Gone are the days when families oversaw the courtship of the younger generation. Dowries and chaperoned strolls through the park, characteristic of the 17th century, are long gone. But Andrew G. Gardner, in his Colonial Williamsburg article, Courtship, Sex and the Single Colonist, describes that even in the era of the Puritans, one third of marriages took place with a “bun in the oven.”
Jane Austen’s day was not without scoundrels who made commitments and flew the coupe, leaving the maiden in the socially unacceptable circumstance of being unmarried and pregnant. And young men frequently sought their fortune through their matches. Love often took a back seat to pragmatism and concern for the betterment of the family.
Back then, families were less transient and people knew the character of others who lived in their village or town. A slip in behavior, bad dealings with others, was hard to suppress and marred a person’s reputation for a lifetime.
So why should we expect technology that readily transports strangers into our lives is a safe way to meet a mate? And what about our moral structure enables us to think it okay to engage in sex without thoroughly vetting our love interest?
Whatever a person tells you online could be true, or a total fabrication. And people can transport their charm through techno space as readily as if they sat beside you. What they say can be truth or fiction, depending on their moral compass. They know, if you are looking for love, you are the perfect mark.
Duping people is an art form. And the well practiced CAD is hard to spot. They can lure you with a sympathy play, by mirroring your values, by flattery, and countless other practices that erode your guard.
Some safety guidelines
I’m not saying that you should never engage in internet dating, but rather, you should do so with great caution. Here are some basic protections you should employ:
Check the photo ID of anyone you meet online. Is it unromantic? Yup… but if the person cares about your safety, they won’t be offended.
Be sure to note their age and address. Is it the same information you initially received from them? There is no excuse for a lie of identity. If they told you one, walk out the door. You will never be anything but an object to that person, no matter how charming they appear to be.
Google them. Check them out on Linked-In and their Facebook page. Do they work for a company with a web presence? The likelihood is great that if they used technology to find you, but don’t have other social technology, they are hiding something.
Don’t have a sexual relationship with anyone until you have met other people who know them. Sex is chemically bonding. Regardless how you feel about them before the fireworks, you will feel more compelled toward them afterward. It’s how the neurotransmitters in your brain work.You will be more susceptible to their lies once you’ve had sex with them which is why impostors will try to quickly sweep you off your feet. Too much, too fast is likely to be a con.
Remember that there are two sides to every story. People who parent children together, regardless of the fact that they are divorced, should get along with their ex. Not doing so should run up a red flag.
Not having a bond with parents is a pretty good indication that they are unable to bond, period. Even if a person suffered abuse, they will still feel a bond of love. While they may establish healthy boundaries, they will care about their parent’s well being. People who have no relationship with their parent are likely to be unable to bond. And they may cook up stories of abuse as a sympathy play to explain away their lack of caring.
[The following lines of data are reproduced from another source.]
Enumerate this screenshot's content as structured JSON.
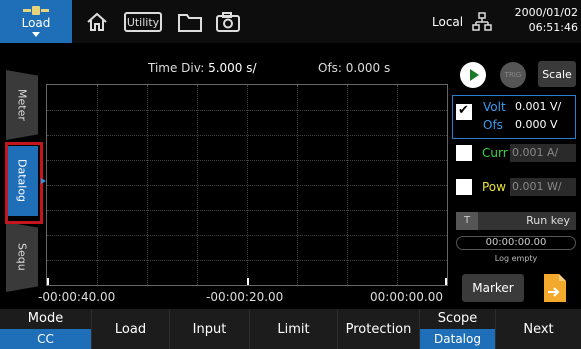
{
  "colors": {
    "accent": "#1f6fb8",
    "highlight": "#c4141c",
    "volt": "#3a9bf0",
    "curr": "#3cd34a",
    "pow": "#e8e337"
  },
  "topbar": {
    "load_label": "Load",
    "utility_label": "Utility",
    "local_label": "Local",
    "date": "2000/01/02",
    "time": "06:51:46",
    "icons": [
      "battery-icon",
      "home-icon",
      "utility-icon",
      "folder-icon",
      "camera-icon",
      "network-icon"
    ]
  },
  "side_tabs": {
    "meter": "Meter",
    "datalog": "Datalog",
    "sequ": "Sequ"
  },
  "plot": {
    "time_div_label": "Time Div:",
    "time_div_value": "5.000 s/",
    "ofs_label": "Ofs:",
    "ofs_value": "0.000 s",
    "x_labels": [
      "-00:00:40.00",
      "-00:00:20.00",
      "00:00:00.00"
    ]
  },
  "right_panel": {
    "trig_label": "TRIG",
    "scale_label": "Scale",
    "volt": {
      "checked": true,
      "label": "Volt",
      "value": "0.001 V/",
      "ofs_label": "Ofs",
      "ofs_value": "0.000 V"
    },
    "curr": {
      "checked": false,
      "label": "Curr",
      "value": "0.001 A/"
    },
    "pow": {
      "checked": false,
      "label": "Pow",
      "value": "0.001 W/"
    },
    "runkey_tag": "T",
    "runkey_label": "Run key",
    "timer": "00:00:00.00",
    "log_status": "Log empty",
    "marker_label": "Marker"
  },
  "bottombar": {
    "mode_label": "Mode",
    "mode_value": "CC",
    "load": "Load",
    "input": "Input",
    "limit": "Limit",
    "protection": "Protection",
    "scope_label": "Scope",
    "scope_value": "Datalog",
    "next": "Next"
  }
}
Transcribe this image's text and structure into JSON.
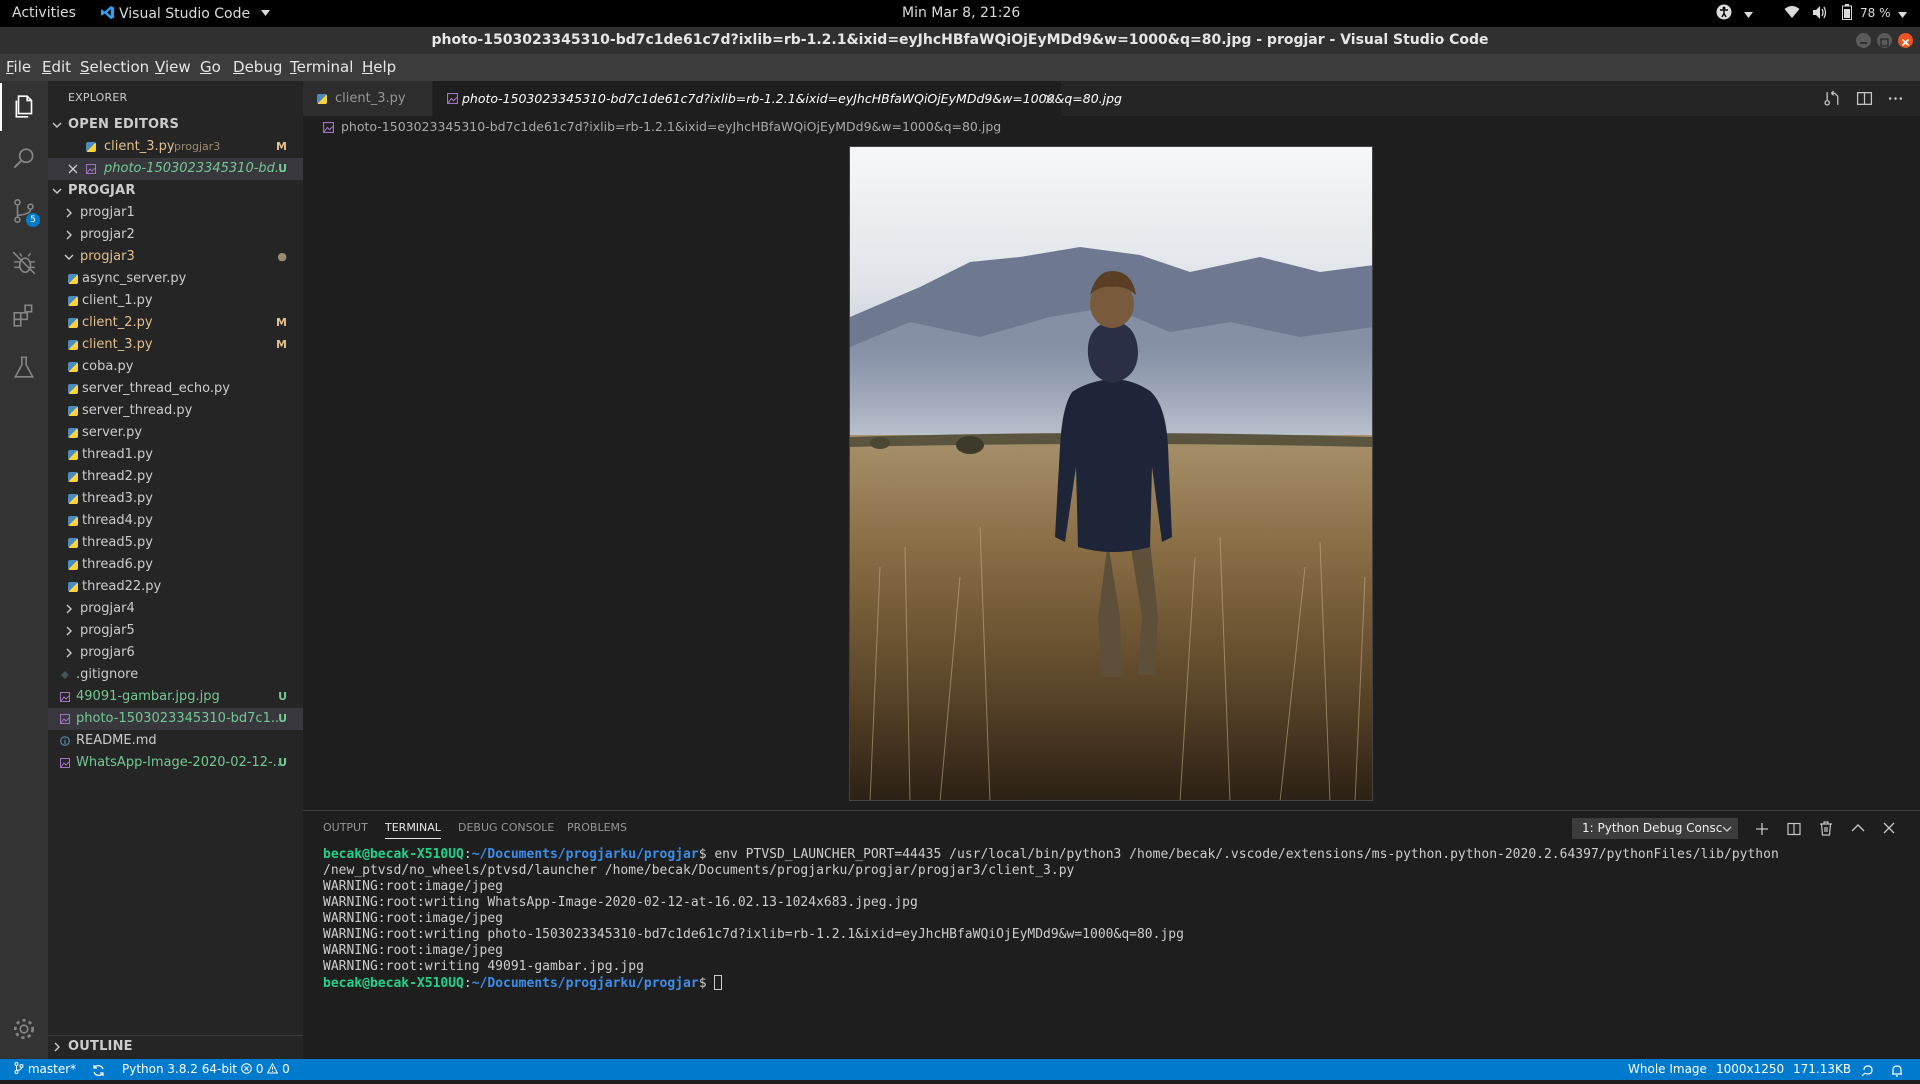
{
  "gnome": {
    "activities": "Activities",
    "app_name": "Visual Studio Code",
    "clock": "Min Mar  8, 21:26",
    "battery": "78 %"
  },
  "window": {
    "title": "photo-1503023345310-bd7c1de61c7d?ixlib=rb-1.2.1&ixid=eyJhcHBfaWQiOjEyMDd9&w=1000&q=80.jpg - progjar - Visual Studio Code"
  },
  "menu": [
    {
      "label": "File",
      "u": "F",
      "rest": "ile"
    },
    {
      "label": "Edit",
      "u": "E",
      "rest": "dit"
    },
    {
      "label": "Selection",
      "u": "S",
      "rest": "election"
    },
    {
      "label": "View",
      "u": "V",
      "rest": "iew"
    },
    {
      "label": "Go",
      "u": "G",
      "rest": "o"
    },
    {
      "label": "Debug",
      "u": "D",
      "rest": "ebug"
    },
    {
      "label": "Terminal",
      "u": "T",
      "rest": "erminal"
    },
    {
      "label": "Help",
      "u": "H",
      "rest": "elp"
    }
  ],
  "activity": {
    "scm_badge": "5"
  },
  "sidebar": {
    "explorer_title": "EXPLORER",
    "open_editors_title": "OPEN EDITORS",
    "open_editors": [
      {
        "name": "client_3.py",
        "folder": "progjar3",
        "badge": "M"
      },
      {
        "name": "photo-1503023345310-bd...",
        "badge": "U"
      }
    ],
    "workspace_title": "PROGJAR",
    "tree": [
      {
        "name": "progjar1",
        "type": "folder"
      },
      {
        "name": "progjar2",
        "type": "folder"
      },
      {
        "name": "progjar3",
        "type": "folder-open",
        "badge": "●"
      },
      {
        "name": "async_server.py",
        "type": "py"
      },
      {
        "name": "client_1.py",
        "type": "py"
      },
      {
        "name": "client_2.py",
        "type": "py",
        "badge": "M"
      },
      {
        "name": "client_3.py",
        "type": "py",
        "badge": "M"
      },
      {
        "name": "coba.py",
        "type": "py"
      },
      {
        "name": "server_thread_echo.py",
        "type": "py"
      },
      {
        "name": "server_thread.py",
        "type": "py"
      },
      {
        "name": "server.py",
        "type": "py"
      },
      {
        "name": "thread1.py",
        "type": "py"
      },
      {
        "name": "thread2.py",
        "type": "py"
      },
      {
        "name": "thread3.py",
        "type": "py"
      },
      {
        "name": "thread4.py",
        "type": "py"
      },
      {
        "name": "thread5.py",
        "type": "py"
      },
      {
        "name": "thread6.py",
        "type": "py"
      },
      {
        "name": "thread22.py",
        "type": "py"
      },
      {
        "name": "progjar4",
        "type": "folder"
      },
      {
        "name": "progjar5",
        "type": "folder"
      },
      {
        "name": "progjar6",
        "type": "folder"
      },
      {
        "name": ".gitignore",
        "type": "git"
      },
      {
        "name": "49091-gambar.jpg.jpg",
        "type": "img",
        "badge": "U"
      },
      {
        "name": "photo-1503023345310-bd7c1...",
        "type": "img",
        "badge": "U"
      },
      {
        "name": "README.md",
        "type": "info"
      },
      {
        "name": "WhatsApp-Image-2020-02-12-...",
        "type": "img",
        "badge": "U"
      }
    ],
    "outline_title": "OUTLINE"
  },
  "tabs": [
    {
      "label": "client_3.py"
    },
    {
      "label": "photo-1503023345310-bd7c1de61c7d?ixlib=rb-1.2.1&ixid=eyJhcHBfaWQiOjEyMDd9&w=1000&q=80.jpg"
    }
  ],
  "breadcrumb": "photo-1503023345310-bd7c1de61c7d?ixlib=rb-1.2.1&ixid=eyJhcHBfaWQiOjEyMDd9&w=1000&q=80.jpg",
  "panel": {
    "tabs": [
      "OUTPUT",
      "TERMINAL",
      "DEBUG CONSOLE",
      "PROBLEMS"
    ],
    "active_tab": "TERMINAL",
    "terminal_select": "1: Python Debug Consc",
    "terminal": {
      "user": "becak@becak-X510UQ",
      "path": "~/Documents/progjarku/progjar",
      "command": "env PTVSD_LAUNCHER_PORT=44435 /usr/local/bin/python3 /home/becak/.vscode/extensions/ms-python.python-2020.2.64397/pythonFiles/lib/python",
      "command_cont": "/new_ptvsd/no_wheels/ptvsd/launcher /home/becak/Documents/progjarku/progjar/progjar3/client_3.py",
      "lines": [
        "WARNING:root:image/jpeg",
        "WARNING:root:writing WhatsApp-Image-2020-02-12-at-16.02.13-1024x683.jpeg.jpg",
        "WARNING:root:image/jpeg",
        "WARNING:root:writing photo-1503023345310-bd7c1de61c7d?ixlib=rb-1.2.1&ixid=eyJhcHBfaWQiOjEyMDd9&w=1000&q=80.jpg",
        "WARNING:root:image/jpeg",
        "WARNING:root:writing 49091-gambar.jpg.jpg"
      ]
    }
  },
  "status": {
    "branch": "master*",
    "python": "Python 3.8.2 64-bit",
    "errors": "0",
    "warnings": "0",
    "image_mode": "Whole Image",
    "dimensions": "1000x1250",
    "filesize": "171.13KB"
  },
  "colors": {
    "accent": "#007acc",
    "modified": "#e2c08d",
    "untracked": "#73c991"
  }
}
Be mindful of the signs that people give off that indicate they have weak or non-existent emotional empathy. How do they treat the waiter? The valet? The cab driver? Have they engaged in any kind of activity for the betterment of others?
You can improve your safety in internet dating by being vigilant and recognizing that one out of 25 people are sociopaths and many more have sociopathic of character disordered traits. Don’t think falling into a predator’s path can’t happen to you.